Officials say two doctors at hospitals treating earthquake victims in Haiti’s capital of Port-au-Prince have been kidnapped, forcing one of the institutions to declare a two-day shutdown in protest
The abductions Tuesday and Wednesday dealt a major blow to attempts to control criminal violence that has threatened disaster response efforts in Port-au-Prince.
Dr. Workens Alexandre, who was seized, was among the country’s few orthopedic surgeons, desperately needed for quake victims with broken limbs. An official at the Bernard Mevs Hospital said 45 of the 48 quake victims being treated at the facility needed orthopedic surgery.
Gangs in the rough Martissant neighborhood on the capital’s outskirts had announced a truce earlier in the week to allow aid efforts to go through to the southwestern part of Haiti, which was hit hardest by Saturday’s earthquake.
It was unclear if those gangs were involved in the latest abductions, but the founder of the DASH network of affordable hospitals, Dr. Ronald La Roche, said criminals have engaged in kidnappings far beyond Martissant.
The Tuesday kidnapping of another doctor, an obstetrician who was on his way to perform an emergency cesarean delivery, occurred in Petionville, long considered one of the safer and wealthier areas of the capital. The doctor’s patient and her child both died due to the delay in treatment.
“We are furious at these people,” La Roche said of the kidnappers. “They are responsible for the death of this woman and her child.”
Of the supposed truce with gangs in Martissant, he said, “We cannot depend on that.”
“We feel that the gangsters are getting more daring,” said La Roche, whose network of eight hospitals and clinics were closing to nonemergency cases in protest of the kidnapping.
The DASH hospitals are treating 27 earthquake victims, and they — and any emergency cases — will continue to receive care.
Kidnappers have contacted the families of both doctors, but there is no information on ransom demands.

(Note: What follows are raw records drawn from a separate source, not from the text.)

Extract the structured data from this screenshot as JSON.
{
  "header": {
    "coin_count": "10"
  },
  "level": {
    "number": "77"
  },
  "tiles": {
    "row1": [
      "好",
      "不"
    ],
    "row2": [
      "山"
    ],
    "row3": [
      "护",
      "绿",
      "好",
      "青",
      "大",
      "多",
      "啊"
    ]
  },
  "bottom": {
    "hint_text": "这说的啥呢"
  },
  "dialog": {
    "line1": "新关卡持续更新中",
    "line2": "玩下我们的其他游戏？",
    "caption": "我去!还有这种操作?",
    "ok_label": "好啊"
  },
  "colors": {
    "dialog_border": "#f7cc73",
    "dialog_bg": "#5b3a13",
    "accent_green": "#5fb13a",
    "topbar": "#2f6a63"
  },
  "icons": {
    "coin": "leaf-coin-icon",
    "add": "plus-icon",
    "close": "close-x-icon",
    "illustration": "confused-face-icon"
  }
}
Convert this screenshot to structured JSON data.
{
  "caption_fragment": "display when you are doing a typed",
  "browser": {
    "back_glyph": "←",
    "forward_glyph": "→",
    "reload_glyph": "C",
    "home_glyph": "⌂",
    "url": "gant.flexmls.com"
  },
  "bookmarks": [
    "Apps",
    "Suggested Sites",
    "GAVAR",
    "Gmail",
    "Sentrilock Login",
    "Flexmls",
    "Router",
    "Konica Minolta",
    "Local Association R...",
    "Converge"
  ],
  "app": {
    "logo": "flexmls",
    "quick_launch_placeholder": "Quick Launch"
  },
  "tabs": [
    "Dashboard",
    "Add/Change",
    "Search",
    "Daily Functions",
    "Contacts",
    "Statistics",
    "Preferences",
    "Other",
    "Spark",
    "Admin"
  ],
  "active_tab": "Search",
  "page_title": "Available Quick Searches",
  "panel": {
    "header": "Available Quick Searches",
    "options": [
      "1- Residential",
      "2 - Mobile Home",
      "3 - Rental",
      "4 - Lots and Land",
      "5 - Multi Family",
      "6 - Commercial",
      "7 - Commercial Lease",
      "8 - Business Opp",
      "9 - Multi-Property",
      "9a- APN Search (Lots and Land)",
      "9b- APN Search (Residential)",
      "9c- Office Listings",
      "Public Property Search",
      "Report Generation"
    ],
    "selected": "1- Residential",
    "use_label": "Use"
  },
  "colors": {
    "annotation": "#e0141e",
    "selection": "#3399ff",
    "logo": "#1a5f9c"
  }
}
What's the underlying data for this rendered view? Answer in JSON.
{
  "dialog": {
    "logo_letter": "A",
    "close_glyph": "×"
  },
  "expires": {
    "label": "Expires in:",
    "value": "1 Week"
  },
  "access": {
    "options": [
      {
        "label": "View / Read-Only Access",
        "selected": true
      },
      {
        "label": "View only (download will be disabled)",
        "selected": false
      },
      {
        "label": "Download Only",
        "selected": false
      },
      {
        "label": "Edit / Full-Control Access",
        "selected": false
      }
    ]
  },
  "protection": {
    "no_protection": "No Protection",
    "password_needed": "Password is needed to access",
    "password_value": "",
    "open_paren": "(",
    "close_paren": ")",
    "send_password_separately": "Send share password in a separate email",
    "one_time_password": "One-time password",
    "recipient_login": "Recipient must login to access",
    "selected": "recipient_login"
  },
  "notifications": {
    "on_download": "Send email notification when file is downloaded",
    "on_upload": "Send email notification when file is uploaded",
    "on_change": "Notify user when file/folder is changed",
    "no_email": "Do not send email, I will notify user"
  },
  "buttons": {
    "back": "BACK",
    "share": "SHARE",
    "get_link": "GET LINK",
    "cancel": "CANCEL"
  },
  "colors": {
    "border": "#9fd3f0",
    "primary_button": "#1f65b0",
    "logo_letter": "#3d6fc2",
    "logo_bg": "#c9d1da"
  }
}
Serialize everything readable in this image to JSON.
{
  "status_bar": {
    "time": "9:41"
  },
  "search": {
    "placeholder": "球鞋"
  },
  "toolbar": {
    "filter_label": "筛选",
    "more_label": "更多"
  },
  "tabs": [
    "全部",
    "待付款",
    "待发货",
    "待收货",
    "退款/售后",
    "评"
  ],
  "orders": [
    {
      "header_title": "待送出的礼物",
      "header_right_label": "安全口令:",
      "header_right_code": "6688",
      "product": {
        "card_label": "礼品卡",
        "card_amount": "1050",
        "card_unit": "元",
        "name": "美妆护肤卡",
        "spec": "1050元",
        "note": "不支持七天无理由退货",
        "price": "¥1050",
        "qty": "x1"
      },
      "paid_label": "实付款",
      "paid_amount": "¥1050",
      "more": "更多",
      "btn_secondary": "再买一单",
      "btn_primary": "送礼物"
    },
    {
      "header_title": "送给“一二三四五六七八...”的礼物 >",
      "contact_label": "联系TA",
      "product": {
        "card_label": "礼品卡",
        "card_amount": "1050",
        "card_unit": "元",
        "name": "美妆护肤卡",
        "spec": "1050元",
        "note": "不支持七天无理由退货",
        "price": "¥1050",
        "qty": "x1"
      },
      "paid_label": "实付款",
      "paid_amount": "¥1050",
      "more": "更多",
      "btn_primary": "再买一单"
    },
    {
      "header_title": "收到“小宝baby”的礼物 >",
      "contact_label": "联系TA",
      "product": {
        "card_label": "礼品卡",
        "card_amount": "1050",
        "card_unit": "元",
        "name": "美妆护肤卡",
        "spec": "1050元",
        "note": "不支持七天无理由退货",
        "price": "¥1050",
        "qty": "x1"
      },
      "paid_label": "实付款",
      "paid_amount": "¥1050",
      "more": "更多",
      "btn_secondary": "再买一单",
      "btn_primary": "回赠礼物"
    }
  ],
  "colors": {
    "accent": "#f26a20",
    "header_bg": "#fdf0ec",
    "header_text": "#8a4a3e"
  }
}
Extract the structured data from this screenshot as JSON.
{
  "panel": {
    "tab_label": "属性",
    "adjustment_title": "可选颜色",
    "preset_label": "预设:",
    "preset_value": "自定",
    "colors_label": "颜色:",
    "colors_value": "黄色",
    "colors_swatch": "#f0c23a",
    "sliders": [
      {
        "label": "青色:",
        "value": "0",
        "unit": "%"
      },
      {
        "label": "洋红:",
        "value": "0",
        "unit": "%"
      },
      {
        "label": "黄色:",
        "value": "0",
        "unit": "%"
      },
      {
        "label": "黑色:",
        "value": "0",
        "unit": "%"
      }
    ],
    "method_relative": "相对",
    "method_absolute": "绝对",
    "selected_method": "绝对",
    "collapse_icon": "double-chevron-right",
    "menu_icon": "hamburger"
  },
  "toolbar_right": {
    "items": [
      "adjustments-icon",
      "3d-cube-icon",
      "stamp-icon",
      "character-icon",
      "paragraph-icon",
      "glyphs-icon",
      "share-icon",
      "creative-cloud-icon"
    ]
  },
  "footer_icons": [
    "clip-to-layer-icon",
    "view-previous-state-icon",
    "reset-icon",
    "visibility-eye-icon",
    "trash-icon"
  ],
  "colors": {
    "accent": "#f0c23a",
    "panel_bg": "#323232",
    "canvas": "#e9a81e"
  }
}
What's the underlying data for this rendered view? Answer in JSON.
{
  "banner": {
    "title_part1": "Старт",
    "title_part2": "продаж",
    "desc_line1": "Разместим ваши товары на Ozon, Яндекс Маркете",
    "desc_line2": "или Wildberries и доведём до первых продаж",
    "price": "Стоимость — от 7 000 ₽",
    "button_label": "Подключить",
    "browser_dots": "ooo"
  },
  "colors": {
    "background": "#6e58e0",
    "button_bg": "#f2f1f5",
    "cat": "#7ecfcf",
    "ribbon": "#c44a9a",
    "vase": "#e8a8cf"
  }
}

The official at the Bernard Mevs Hospital, who asked not to be identified because of safety concerns, said the problem has gotten so bad that a program has been set up so that doctors can stay in hospital rooms for two or three days to avoid the risk of travel.
The quake killed nearly 2,200 people and injured more than 12,000. The abductions in Port-au- Prince directly affect the transfer of patients from overwhelmed hospitals in the quake zone.
Prime Minister Ariel Henry, himself the former head of neurosurgery at Bernard Mevs Hospital, had already recognized that the government cannot depend on the gang truce.
“I have already given orders that for traveling from Port-au-Prince to the south, security be provided on the route from Martissant to the worst hit areas,” he said Wednesday.
Meanwhile a group of 18 Colombian volunteer search-and-rescue workers had to be escorted out of the quake-hit city of Jeremie under police protection after a rumor circulated that they had been involved in the July 7 assassination of President Jovenel Moise.
That killing, which is still unsolved, is suspected of being carried out by a group of Colombian mercenaries.
The Colombians rescuers had arrived only a day before. Local news outlets reported that a Jeremie city council member went on a radio station and incited people to go after the Colombian team, whose members had patches on their uniforms with the colors of the country’s flag. The rescuers took refuge at a civil defense office.
They were later taken to the local airport under police protection, said Wadson Montisino Cledanon, head of the Jeremie civil protection office.
This story has been edited to correct the spelling of the prime minister’s last name.